TASK MATERIAL START

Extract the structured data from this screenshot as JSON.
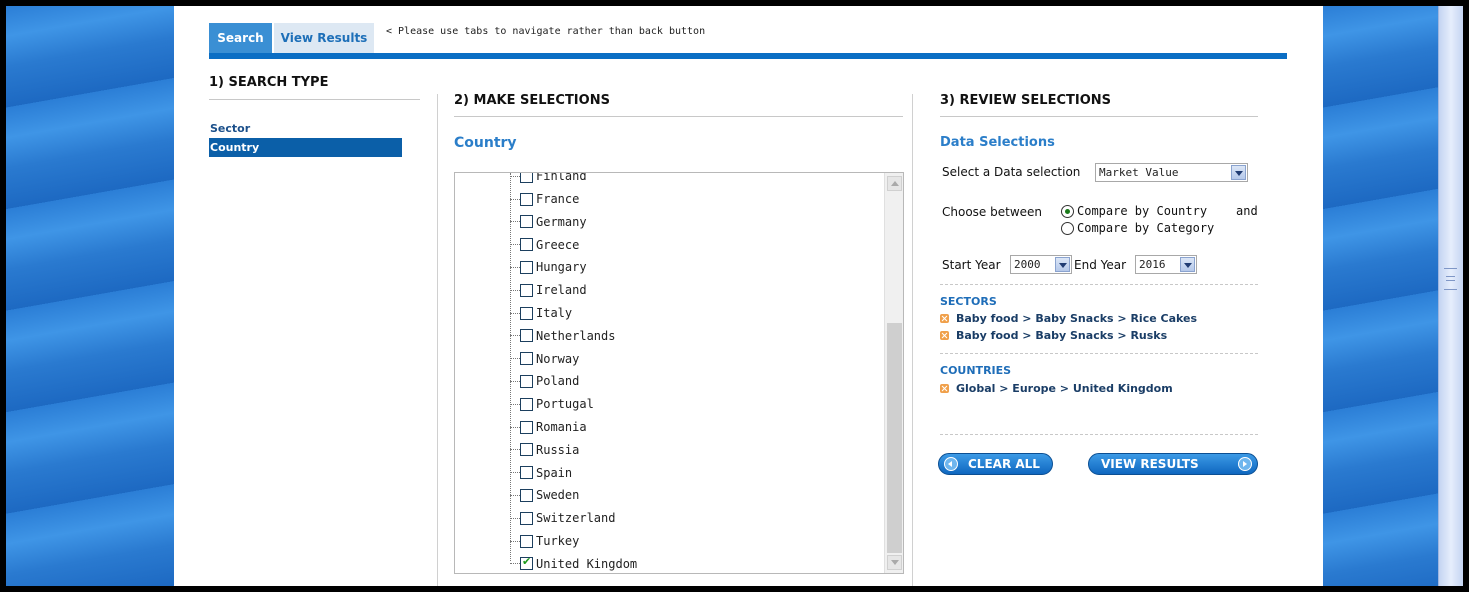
{
  "tabs": {
    "search": "Search",
    "view_results": "View Results",
    "note": "< Please use tabs to navigate rather than back button"
  },
  "search_type": {
    "title": "1) SEARCH TYPE",
    "items": [
      "Sector",
      "Country"
    ],
    "selected": "Country"
  },
  "make_selections": {
    "title": "2) MAKE SELECTIONS",
    "subtitle": "Country",
    "partial_item": "Finland",
    "countries": [
      {
        "name": "France",
        "checked": false
      },
      {
        "name": "Germany",
        "checked": false
      },
      {
        "name": "Greece",
        "checked": false
      },
      {
        "name": "Hungary",
        "checked": false
      },
      {
        "name": "Ireland",
        "checked": false
      },
      {
        "name": "Italy",
        "checked": false
      },
      {
        "name": "Netherlands",
        "checked": false
      },
      {
        "name": "Norway",
        "checked": false
      },
      {
        "name": "Poland",
        "checked": false
      },
      {
        "name": "Portugal",
        "checked": false
      },
      {
        "name": "Romania",
        "checked": false
      },
      {
        "name": "Russia",
        "checked": false
      },
      {
        "name": "Spain",
        "checked": false
      },
      {
        "name": "Sweden",
        "checked": false
      },
      {
        "name": "Switzerland",
        "checked": false
      },
      {
        "name": "Turkey",
        "checked": false
      },
      {
        "name": "United Kingdom",
        "checked": true
      }
    ]
  },
  "review": {
    "title": "3) REVIEW SELECTIONS",
    "subtitle": "Data Selections",
    "data_selection_label": "Select a Data selection",
    "data_selection_value": "Market Value",
    "choose_label": "Choose between",
    "compare_country": "Compare by Country",
    "and_label": "and",
    "compare_category": "Compare by Category",
    "compare_selected": "country",
    "start_year_label": "Start Year",
    "start_year": "2000",
    "end_year_label": "End Year",
    "end_year": "2016",
    "sectors_label": "SECTORS",
    "sectors": [
      "Baby food > Baby Snacks > Rice Cakes",
      "Baby food > Baby Snacks > Rusks"
    ],
    "countries_label": "COUNTRIES",
    "countries": [
      "Global > Europe > United Kingdom"
    ],
    "clear_all": "CLEAR ALL",
    "view_results": "VIEW RESULTS"
  },
  "colors": {
    "accent": "#0b6ec4",
    "selected_bg": "#0b5fa8",
    "subhead": "#2b7ec9",
    "remove_icon": "#f0a04b"
  }
}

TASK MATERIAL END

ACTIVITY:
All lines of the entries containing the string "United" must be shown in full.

SOLUTION:
        "name": "United Kingdom",
      "Global > Europe > United Kingdom"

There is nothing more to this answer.